An instrument for quantitatively measuring the intensity of electromagnetic radiation in some band of wavelengths in any part of the electromagnetic spectrum. Usually used with a modifier, such as an infrared radiometer or a microwave radiometer.
A measure of the fraction of incident radiation falling on a impinging on a surface or volume of the atmosphere that is turned back from it by reflection. Reflectivity also refers to the degree by which precipitation is able to reflect a radar beam.
Runoff occurs when falling rain cannot be absorbed by soil, and thus instead of going into the ground the water flows over the surface. It occurs in nature when the soil is saturated with water, or in urban environments when there is asphalt instead of soil on the ground.

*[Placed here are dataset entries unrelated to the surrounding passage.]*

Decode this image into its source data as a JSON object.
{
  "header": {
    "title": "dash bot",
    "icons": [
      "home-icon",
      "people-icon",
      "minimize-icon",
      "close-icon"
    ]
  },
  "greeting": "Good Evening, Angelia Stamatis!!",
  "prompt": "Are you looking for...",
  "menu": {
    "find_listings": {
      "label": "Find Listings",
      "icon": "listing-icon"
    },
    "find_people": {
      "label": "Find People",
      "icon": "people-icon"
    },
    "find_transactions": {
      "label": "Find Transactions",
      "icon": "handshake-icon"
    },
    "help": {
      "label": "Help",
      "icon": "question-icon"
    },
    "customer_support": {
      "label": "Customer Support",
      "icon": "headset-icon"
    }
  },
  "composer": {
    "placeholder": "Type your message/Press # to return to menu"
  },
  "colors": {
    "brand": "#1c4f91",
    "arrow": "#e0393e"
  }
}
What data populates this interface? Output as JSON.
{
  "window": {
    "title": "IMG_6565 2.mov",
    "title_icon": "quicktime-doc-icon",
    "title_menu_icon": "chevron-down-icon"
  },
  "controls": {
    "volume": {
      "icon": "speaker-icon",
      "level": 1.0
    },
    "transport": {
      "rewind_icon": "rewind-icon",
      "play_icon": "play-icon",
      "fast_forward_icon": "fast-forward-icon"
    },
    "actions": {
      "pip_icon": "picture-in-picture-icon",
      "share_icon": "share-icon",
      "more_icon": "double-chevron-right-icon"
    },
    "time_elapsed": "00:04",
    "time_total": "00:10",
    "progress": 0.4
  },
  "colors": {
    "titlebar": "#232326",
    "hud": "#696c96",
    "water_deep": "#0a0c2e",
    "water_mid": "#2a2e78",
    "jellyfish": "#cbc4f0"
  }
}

- subsurface flow
Refers to the flow of water through the ground. Subsurface flow includes water in unsaturated soil and groundwater aquifers.
- sun synchronous
Describes a satellite orbit in which the satellite passes over the same place on Earth, at the same time each day. For example, a satellite’s Sun synchronous orbit might cross the equator 12 times a day, each time at 3:00 p.m. local time.
- supercooled water
Liquid water below 0 degrees Celcius (32 Fahrenheit). Smaller droplets can remain supercooled longer and at cooler temperatures than can larger droplets. Similarly, freezing is delayed when the water droplets are more pure
The portion of Earth's surface or atmosphere measured by an instrument during a single satellite overpass.
The release of water to the atmosphere from plants. Plants release water vapor from small pores (stomata) in their leaves as a part of photosynthesis..
- tropical depression
A tropical depression is an area of low pressure that has clouds and thunderstorms with winds less than 38 mph (61 kmh). It does not necessarily have an eye or the typical cyclonic structure.
- water vapor
The most abundant greenhouse gas, it is the water present in the atmosphere in gaseous form. Water vapor is an important part of the natural greenhouse effect. While humans are not significantly increasing its concentration, it contributes to the enhanced greenhouse effect because the warming influence of greenhouse gases leads to a positive water vapor feedback. In addition to its role as a natural greenhouse gas, water vapor plays an important role in regulating the temperature of the planet because clouds form when excess water vapor in the atmosphere condenses to form ice and water droplets and precipitation.